"Granted, the female cast here all poses for Billy's crime-scene photo shoots, which involve ripped bras and tights, bathtubs of stage blood, and Laura Palmer–style corpse makeup. Since this is also something of a (gentle, self-referential, dissatisfying by design) horror film, those scenes of play-acted murder get juxtaposed against one that's meant to be real in the movie's story. It's a disorienting fakeout, as graceful as De Palma, and perhaps something of a commentary on the aestheticized sexual brutality of CSIs, SVUs, and every Shannon Tweed vehicle, but the deepest the movie digs into it is Billy admitting that he doesn't want to think too hard about what gets him off. (That could be the movie's thesis statement.)"

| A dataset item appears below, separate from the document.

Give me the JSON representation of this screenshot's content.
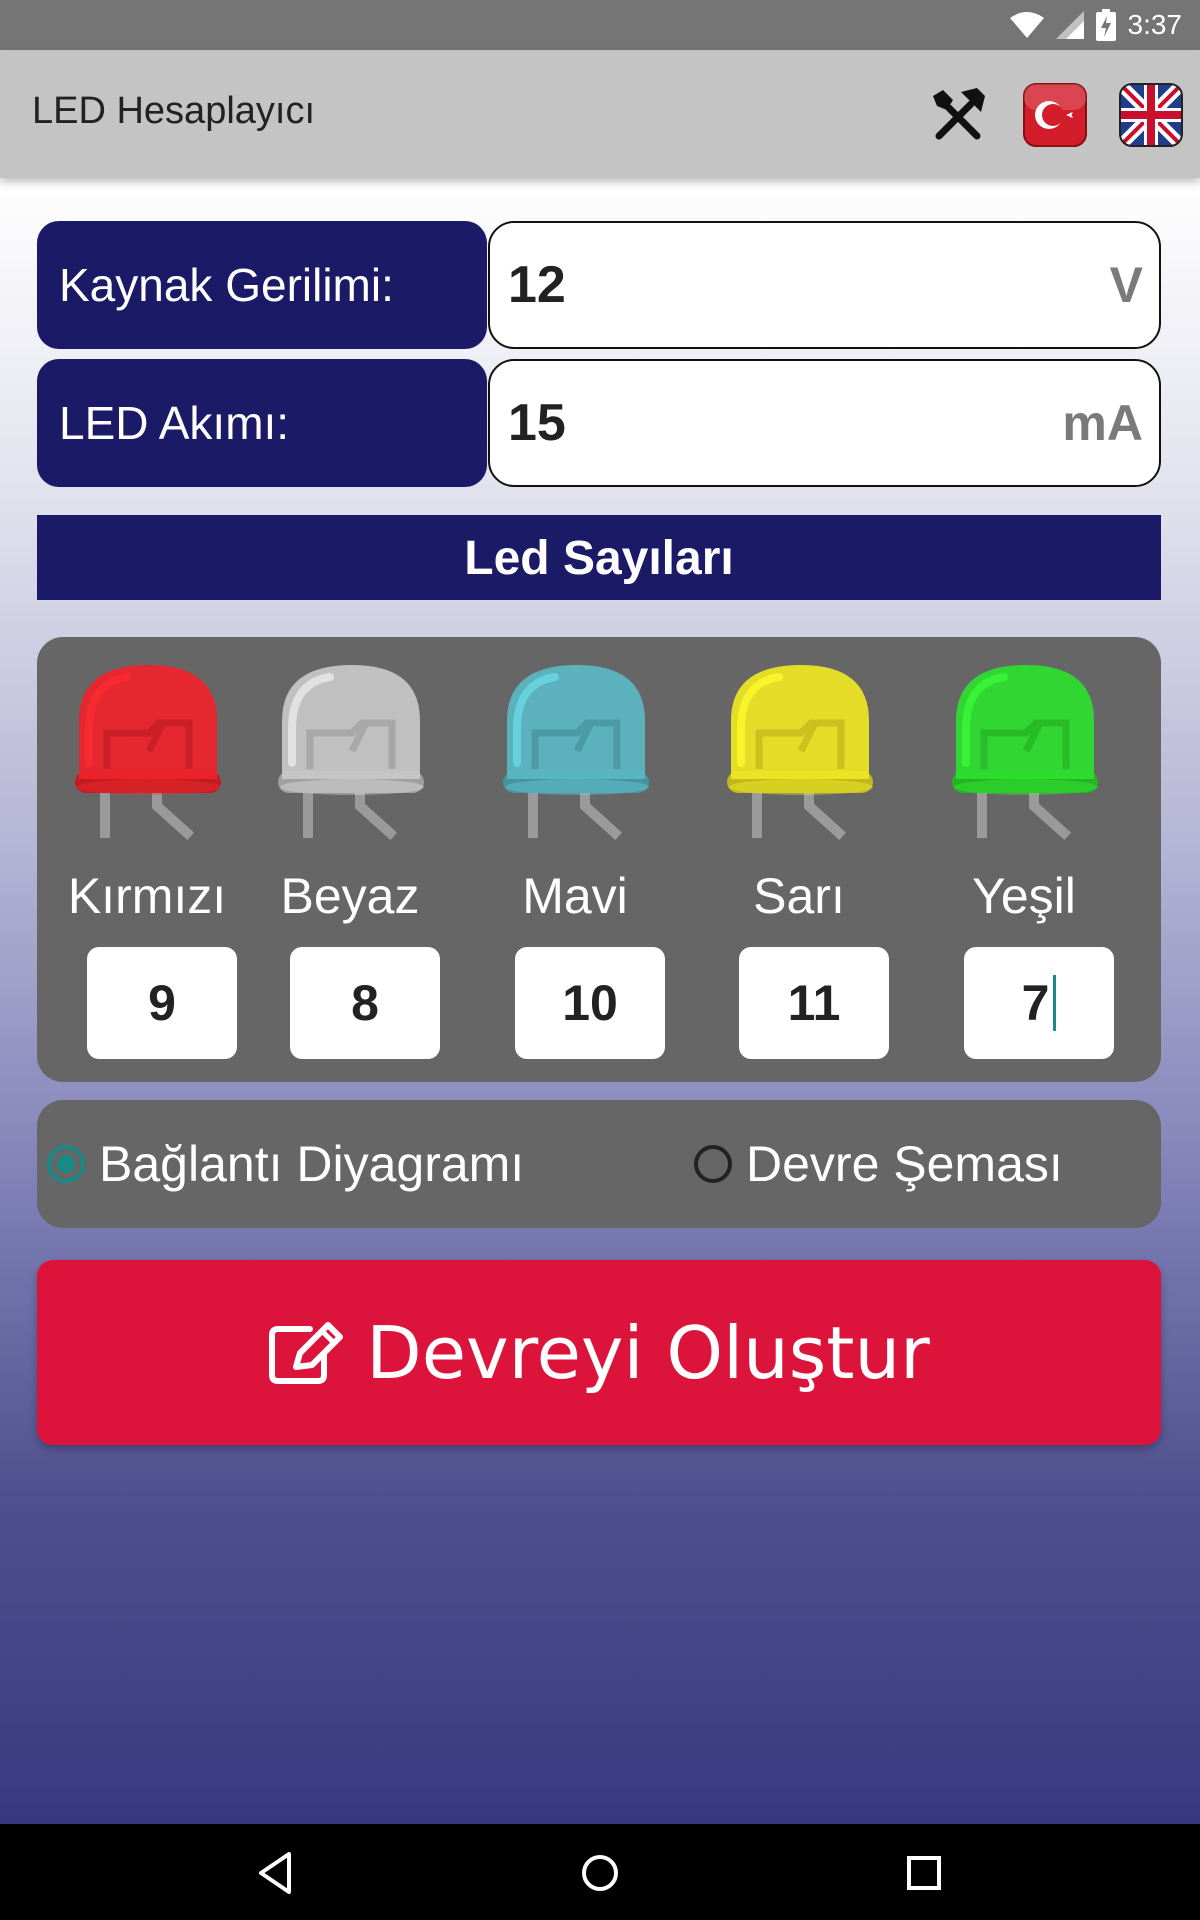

CraveOnline's Brian Formo adds that "there is a great Brian De Palma film within 24 Exposures. It is also filled with some perfectly framed De Palma moments: peering at women through blinds, sterile unfulfilling design of homes and offices, a third act that reveals that it never knew where to go with the narrative and explains it away in very writer-ly fashion."